#### [Data section]
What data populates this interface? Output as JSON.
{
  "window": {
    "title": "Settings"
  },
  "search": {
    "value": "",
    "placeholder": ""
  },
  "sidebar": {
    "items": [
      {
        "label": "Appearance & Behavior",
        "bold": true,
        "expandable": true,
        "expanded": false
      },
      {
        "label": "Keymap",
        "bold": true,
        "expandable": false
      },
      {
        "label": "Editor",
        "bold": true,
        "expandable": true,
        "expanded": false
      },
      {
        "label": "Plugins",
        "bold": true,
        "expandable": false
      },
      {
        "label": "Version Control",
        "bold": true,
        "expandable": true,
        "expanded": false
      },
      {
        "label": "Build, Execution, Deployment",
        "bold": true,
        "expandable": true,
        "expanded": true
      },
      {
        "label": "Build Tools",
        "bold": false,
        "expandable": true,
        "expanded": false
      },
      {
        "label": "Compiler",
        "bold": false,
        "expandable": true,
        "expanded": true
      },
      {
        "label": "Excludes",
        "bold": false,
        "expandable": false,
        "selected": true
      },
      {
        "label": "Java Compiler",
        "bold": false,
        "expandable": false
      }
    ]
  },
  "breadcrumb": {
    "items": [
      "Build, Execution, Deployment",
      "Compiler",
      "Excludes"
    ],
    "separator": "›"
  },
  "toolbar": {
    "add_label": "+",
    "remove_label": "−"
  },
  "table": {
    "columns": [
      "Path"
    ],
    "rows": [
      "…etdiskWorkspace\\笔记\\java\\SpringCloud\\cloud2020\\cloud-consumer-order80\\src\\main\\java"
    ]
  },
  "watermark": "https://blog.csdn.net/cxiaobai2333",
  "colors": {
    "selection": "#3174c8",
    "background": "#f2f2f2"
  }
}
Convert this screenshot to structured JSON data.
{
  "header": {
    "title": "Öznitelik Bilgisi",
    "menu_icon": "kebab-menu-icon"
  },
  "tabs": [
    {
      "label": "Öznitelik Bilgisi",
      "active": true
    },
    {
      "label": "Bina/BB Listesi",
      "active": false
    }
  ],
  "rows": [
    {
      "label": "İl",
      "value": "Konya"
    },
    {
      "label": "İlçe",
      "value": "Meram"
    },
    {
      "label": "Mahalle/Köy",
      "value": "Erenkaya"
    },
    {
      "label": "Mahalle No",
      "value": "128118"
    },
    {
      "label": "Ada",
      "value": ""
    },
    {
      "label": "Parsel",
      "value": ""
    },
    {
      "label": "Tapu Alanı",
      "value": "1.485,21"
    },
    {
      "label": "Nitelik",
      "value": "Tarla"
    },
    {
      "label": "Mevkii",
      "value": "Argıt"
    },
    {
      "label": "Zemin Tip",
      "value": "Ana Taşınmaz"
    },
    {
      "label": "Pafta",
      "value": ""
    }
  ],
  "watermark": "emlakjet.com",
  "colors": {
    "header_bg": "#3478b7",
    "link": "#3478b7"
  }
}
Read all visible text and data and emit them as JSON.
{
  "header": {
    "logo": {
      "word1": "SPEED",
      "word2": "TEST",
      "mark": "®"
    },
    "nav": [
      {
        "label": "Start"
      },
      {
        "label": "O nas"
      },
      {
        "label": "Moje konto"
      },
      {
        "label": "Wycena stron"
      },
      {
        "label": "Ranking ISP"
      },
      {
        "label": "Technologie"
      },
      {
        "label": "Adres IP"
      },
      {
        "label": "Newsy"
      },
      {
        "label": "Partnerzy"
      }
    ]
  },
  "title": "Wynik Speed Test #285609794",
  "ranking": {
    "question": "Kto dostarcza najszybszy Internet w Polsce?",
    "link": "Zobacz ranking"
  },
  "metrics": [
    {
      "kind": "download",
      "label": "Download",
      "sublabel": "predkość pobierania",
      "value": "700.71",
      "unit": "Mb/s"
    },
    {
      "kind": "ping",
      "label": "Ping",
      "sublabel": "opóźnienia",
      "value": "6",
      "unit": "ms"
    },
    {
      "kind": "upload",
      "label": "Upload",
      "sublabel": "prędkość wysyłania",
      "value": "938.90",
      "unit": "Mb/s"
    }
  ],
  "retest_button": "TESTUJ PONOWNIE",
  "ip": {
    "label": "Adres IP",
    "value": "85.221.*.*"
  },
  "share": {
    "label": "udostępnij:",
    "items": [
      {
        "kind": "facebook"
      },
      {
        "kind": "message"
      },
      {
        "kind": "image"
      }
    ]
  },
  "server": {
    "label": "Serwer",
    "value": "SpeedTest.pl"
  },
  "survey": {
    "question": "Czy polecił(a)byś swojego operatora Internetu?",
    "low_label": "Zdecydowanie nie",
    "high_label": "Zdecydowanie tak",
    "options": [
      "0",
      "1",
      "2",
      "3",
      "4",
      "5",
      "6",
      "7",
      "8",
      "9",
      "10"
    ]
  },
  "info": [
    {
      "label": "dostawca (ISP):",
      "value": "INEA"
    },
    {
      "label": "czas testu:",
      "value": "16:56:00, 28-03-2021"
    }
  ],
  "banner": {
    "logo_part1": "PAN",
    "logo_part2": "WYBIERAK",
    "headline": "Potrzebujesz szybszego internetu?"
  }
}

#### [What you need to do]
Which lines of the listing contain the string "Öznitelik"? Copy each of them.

#### [Answer space]
    "title": "Öznitelik Bilgisi",
      "label": "Öznitelik Bilgisi",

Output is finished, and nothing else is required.